There are some who believed that Chicago's new trading hours, extended to 21 hours a day, would lead to more volatility, as volumes were spread over longer periods, allowing greater scope for small orders to swing values.
Whether it was down to the extra hours or not, the day certainly brought its share of price swings.
The old crop lot, while feeling an upward tug from
Chicago wheat itself traded a range of nearly $0.40 a bushel, in both negative and positive territory, before settling down at $6.99 ¼ a bushel for the July contract, up 0.8% on the day.
Early on the grain felt the boost from further concerns over Russia's winter grain prospects, only for a wetter forecast to ease them a touch.
"The early strength in the session was continued short covering by the funds but a wetter outlook for former Soviet Union in the overnight weather models inspired profit-taking with wheat market some $0.30 off the highs of the session," Benson Quinn Commodities said.
Agitel noted that, in recent days, "many regions in Ukraine have benefited from rain. These rains should continue in the coming days and even reach the south west of Russian where the production potential is worrying."
But a revival in prices later was helped by a downgrade by Ukraine's Hydromet centre to its forecast for the domestic harvest, saying rain had missed some regions.
Rabobank cut its forecasts for Russia's wheat crop and exports, even if it remained relatively downbeat on prices.
Furthermore, prices revived on ideas that the US Department of Agriculture's weekly crop progress report will unveil a drop of at least 2 points in the percentage of the US winter wheat crop rated in "good" or "excellent" health, following dryness in many areas.
"The weather has turned warm and dry and is now stealing yield potential," US Commodities said.
"The central and western plains will be very hot this week. Kansas, South Dakota, and Nebraska will all have temperatures that approaches or moves over 100 degrees Fahrenheit."
And that was the case a little for new crop corn, and soybeans, too.
Not that the USDA report is expected to show US corn in anything else but strong condition, with traders expecting 70% of the crop to be rated good or excellent, feeding on generally decent soil moisture levels left over from earlier rains.

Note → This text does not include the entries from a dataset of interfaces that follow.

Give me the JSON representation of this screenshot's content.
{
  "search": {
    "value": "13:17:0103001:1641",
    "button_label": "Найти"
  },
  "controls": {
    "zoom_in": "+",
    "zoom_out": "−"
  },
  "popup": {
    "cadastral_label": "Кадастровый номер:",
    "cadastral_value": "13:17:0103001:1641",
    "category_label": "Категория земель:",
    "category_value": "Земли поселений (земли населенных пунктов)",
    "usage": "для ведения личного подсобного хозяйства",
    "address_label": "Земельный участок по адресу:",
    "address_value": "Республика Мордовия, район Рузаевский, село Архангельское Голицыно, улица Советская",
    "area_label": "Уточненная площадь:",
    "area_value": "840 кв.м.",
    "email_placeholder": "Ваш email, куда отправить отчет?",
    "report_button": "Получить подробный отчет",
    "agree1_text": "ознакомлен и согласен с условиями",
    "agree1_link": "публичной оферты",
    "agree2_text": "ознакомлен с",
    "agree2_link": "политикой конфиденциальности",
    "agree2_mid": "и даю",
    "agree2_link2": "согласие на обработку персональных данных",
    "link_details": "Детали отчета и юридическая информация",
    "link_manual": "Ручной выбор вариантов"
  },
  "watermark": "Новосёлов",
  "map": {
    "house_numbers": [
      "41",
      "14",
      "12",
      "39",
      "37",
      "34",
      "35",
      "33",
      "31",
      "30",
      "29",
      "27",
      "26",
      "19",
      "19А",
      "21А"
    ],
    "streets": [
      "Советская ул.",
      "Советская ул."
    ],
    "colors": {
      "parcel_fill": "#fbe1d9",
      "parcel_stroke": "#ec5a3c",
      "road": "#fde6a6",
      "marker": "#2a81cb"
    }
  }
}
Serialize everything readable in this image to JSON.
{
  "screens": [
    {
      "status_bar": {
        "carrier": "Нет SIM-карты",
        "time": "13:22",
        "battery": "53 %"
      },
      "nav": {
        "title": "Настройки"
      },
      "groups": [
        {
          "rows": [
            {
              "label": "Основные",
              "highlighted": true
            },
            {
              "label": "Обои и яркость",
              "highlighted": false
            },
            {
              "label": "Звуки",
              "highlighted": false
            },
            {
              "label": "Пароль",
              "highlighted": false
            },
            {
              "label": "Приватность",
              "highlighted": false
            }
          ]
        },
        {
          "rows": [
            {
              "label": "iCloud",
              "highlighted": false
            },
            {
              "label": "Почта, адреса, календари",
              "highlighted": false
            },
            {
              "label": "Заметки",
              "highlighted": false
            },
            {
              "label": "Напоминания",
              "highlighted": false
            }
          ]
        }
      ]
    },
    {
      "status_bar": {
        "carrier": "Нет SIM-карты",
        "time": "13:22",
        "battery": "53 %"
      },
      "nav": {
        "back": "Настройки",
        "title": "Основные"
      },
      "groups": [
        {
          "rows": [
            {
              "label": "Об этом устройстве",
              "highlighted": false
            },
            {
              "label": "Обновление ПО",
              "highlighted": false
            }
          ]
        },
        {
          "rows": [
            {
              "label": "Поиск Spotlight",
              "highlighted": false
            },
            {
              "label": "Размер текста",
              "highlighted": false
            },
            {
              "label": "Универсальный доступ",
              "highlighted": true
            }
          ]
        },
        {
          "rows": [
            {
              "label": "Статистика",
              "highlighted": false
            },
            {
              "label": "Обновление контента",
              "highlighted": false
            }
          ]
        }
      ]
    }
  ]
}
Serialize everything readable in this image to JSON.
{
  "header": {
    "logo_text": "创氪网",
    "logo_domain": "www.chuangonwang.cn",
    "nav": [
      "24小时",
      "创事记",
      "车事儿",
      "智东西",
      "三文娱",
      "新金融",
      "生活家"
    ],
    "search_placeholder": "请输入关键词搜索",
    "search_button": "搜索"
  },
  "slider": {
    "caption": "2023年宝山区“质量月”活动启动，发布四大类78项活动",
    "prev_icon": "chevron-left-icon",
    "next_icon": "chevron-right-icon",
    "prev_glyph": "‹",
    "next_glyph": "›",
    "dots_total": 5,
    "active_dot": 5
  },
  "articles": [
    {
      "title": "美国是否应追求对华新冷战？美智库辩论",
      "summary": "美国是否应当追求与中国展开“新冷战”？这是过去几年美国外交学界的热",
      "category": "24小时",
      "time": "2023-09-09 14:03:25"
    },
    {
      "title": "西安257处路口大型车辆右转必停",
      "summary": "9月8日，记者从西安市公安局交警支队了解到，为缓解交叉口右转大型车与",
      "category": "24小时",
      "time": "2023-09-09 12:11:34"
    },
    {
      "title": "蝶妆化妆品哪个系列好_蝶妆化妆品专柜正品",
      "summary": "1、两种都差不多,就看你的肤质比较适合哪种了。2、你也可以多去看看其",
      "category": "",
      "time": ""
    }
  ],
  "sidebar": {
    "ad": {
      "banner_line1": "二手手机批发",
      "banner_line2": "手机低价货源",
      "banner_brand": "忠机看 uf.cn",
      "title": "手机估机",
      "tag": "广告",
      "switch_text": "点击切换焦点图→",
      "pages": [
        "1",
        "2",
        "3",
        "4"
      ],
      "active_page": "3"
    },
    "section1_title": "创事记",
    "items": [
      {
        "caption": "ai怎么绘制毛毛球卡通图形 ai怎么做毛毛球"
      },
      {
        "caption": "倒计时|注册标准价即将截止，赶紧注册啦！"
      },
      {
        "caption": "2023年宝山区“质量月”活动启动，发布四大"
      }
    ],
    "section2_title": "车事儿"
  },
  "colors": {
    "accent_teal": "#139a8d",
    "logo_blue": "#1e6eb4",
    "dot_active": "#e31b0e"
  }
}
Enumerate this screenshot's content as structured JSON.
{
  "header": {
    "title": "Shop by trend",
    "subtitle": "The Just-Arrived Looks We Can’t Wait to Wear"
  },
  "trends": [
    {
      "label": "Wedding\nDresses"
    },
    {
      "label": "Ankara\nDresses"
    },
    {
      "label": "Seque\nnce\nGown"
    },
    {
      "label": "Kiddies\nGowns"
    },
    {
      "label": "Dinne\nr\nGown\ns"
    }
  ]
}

But the "heat in the South is making us concerned that the USDA's record corn yield of 166 bushels per acre a may be too lofty", US Commodities said.
The outlook certainly looks less helpful.
"The bottom line remains one of building concern over dryness in the southern and eastern Midwest during the next two weeks," World Weather forecast.
"Moisture stress is already an issue in south eastern Missouri, southern Illinois, extreme south western Indiana, Kentucky and areas southward into the Delta.
"Rainfall this week will be minimal in the region and that will likely maintain a need for significant rain."
As an extra concern, the dryness in northern China is not, currently, being repaired either.
Sure, the North China Plain received "limited" rains over the weekend, Mike O'Dea at FCStone noted.
"But forecasts continue to look dry, and this is a major concern for the trade."
Corn for December added 0.4% to $5.39 a bushel, with the November soybean contract adding 1.2% to $13.03 ½ a bushel.
July soybeans lagged, gaining 0.3% to $14.09 ¾ a bushel.
The price gains in Chicago contrasted with declines in New York soft commodities, which failed to draw comfort from rising grains, or increasing share values, or indeed a falling
Robusta, which has been by far the better performer of late, set an eight-month high, for a nearest-but one contract, of $2,237 a tonne for July delivery, only to end at $2,162 a tonne, down 2.5% on the day.
The decline was attributed to waning expectations of a market squeeze, as supplies from second-ranked producers (behind Vietnam) such as Indonesia come on line.
"The 'New York consensus' as far as we overheard was somewhere between 16-18 cents a pound," Thomas Kujawa at Sucden Financial said.
"The trade seemed to suggest there is selling to come from Brazil in regular abundance over the summer and there is no real urgency [for holders of short positions] to take profits just yet.
"Once again it was hard to argue from the bullish side with the weight of argument from the bears."